Why do Respect and Understanding Matter?
The Nature and Nurture of Violence
Poverty lnequality and Humiliation
History Grievance and Conflict
Political Participation Dialogue and lnclusion
The Role of Media and Communication
Adrienne Clarkson Afghanistan Africa Amartya Sen Audioslave civil paths civil society Commission believes Commission on Respect Commonwealth approach Commonwealth Commission Commonwealth countries Commonwealth Secretary-General context cultural debate democracy democratic dialogue discussion disrespect diverse divisions economic effects election ethnic example experience extremist faith feel gender global grievance group violence human rights humiliation identity important inequality initiatives injustice intervention involved issues John Alderdice Kolkata Kwame Anthony Appiah leaders lndia lraq Lucy Turnbull marginalised means migrants military multilateral approach multilateralist Muslims narratives Northern lreland organisations parliament particularly paths to peace peace and security perspectives political participation positive potential powerful problems programmes promote recognise relevance religious Report Respect and Understanding role Secretary-General sense shared social strategies tackle terrorism terrorist Understanding Chapter United Nations UNlFEM values violent conflict War on Terror women young Youth Zimbabwe

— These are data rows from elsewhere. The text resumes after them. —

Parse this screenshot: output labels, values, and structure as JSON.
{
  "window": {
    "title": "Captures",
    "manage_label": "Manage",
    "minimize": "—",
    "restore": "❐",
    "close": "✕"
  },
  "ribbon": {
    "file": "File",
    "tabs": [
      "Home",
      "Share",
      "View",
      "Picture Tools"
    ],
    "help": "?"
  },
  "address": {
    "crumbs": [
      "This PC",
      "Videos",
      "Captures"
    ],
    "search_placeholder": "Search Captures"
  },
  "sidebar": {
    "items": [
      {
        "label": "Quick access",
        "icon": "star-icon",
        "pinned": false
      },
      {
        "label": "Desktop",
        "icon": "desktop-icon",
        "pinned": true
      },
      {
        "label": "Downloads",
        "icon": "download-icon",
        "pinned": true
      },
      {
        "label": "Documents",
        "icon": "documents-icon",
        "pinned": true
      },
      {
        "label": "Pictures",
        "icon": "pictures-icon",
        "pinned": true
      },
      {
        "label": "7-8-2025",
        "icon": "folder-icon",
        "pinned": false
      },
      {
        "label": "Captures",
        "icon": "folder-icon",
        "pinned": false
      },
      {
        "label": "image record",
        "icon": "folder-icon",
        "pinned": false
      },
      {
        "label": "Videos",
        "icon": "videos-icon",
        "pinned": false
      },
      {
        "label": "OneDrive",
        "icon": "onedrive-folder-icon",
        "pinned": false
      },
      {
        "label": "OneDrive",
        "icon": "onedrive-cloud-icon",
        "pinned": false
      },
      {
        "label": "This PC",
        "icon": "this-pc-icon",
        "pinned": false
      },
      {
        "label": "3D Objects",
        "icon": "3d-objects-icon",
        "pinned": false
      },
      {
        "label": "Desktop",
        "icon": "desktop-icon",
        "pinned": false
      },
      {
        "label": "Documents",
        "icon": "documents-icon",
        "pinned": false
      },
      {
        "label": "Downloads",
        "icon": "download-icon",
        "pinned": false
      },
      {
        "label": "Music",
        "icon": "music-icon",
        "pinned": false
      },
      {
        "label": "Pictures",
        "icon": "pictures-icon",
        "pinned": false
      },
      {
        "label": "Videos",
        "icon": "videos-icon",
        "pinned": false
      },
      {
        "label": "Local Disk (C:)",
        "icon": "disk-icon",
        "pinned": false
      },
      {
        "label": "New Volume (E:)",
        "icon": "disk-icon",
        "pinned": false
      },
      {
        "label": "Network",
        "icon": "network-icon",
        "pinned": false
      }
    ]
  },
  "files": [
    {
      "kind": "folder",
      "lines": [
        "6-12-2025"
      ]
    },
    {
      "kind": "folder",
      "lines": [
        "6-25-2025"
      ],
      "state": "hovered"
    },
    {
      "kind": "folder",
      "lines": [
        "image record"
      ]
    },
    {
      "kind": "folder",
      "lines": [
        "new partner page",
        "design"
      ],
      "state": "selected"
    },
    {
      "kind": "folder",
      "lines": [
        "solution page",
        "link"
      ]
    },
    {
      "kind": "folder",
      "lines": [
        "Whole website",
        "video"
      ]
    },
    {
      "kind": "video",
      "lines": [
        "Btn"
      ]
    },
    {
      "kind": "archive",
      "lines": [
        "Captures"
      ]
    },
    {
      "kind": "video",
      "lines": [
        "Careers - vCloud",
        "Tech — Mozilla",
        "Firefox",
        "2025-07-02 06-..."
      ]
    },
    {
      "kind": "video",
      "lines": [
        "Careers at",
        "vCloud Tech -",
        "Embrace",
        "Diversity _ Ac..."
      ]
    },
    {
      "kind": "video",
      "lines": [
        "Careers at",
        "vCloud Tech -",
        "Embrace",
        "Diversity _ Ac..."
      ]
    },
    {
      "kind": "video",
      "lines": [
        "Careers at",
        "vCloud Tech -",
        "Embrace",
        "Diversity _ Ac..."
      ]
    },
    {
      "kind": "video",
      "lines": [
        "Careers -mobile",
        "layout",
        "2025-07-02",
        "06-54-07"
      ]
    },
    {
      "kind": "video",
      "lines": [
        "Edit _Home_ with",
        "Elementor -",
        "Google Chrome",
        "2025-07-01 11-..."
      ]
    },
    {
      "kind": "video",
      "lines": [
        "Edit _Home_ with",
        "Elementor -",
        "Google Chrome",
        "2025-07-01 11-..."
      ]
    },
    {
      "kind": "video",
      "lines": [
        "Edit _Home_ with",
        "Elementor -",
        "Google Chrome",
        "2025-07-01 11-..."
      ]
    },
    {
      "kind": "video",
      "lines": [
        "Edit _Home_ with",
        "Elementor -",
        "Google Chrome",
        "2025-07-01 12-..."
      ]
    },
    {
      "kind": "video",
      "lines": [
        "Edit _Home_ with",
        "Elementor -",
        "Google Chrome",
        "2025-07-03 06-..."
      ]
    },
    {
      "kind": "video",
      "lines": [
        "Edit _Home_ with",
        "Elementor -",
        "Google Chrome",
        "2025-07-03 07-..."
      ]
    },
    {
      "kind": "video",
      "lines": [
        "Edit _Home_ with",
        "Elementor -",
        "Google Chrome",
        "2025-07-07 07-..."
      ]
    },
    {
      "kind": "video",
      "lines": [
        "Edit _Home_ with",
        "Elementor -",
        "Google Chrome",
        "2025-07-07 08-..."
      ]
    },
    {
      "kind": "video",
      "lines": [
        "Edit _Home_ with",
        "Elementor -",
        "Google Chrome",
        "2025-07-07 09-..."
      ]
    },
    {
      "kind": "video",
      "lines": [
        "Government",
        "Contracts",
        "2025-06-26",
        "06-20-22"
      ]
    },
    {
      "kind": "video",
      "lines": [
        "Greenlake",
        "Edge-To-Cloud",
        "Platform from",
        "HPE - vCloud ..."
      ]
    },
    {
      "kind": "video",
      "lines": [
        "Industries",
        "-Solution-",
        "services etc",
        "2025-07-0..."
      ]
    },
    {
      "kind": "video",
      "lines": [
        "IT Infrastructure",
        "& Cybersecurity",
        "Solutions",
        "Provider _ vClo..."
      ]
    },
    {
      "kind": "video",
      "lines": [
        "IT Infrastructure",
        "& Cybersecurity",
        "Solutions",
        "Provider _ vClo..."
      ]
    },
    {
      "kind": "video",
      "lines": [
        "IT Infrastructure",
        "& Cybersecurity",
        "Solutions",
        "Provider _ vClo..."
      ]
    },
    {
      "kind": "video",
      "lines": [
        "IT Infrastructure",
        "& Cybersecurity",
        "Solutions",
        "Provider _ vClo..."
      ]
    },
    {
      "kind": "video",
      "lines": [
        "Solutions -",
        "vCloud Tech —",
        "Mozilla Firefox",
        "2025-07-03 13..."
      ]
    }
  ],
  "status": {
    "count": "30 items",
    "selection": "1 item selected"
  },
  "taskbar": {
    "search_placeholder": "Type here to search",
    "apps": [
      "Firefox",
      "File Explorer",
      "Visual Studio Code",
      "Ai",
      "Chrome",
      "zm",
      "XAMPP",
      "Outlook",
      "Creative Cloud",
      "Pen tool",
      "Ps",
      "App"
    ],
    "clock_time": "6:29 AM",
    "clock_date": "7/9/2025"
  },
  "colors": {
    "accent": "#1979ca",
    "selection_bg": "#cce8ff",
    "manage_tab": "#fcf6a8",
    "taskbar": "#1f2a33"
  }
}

Page 83 - Report of the situation of human rights in Afghanistan' submitted by Mr Kamal Hossain, Special Rapporteur, in accordance with Commission on Human Rights resolution 1998/70.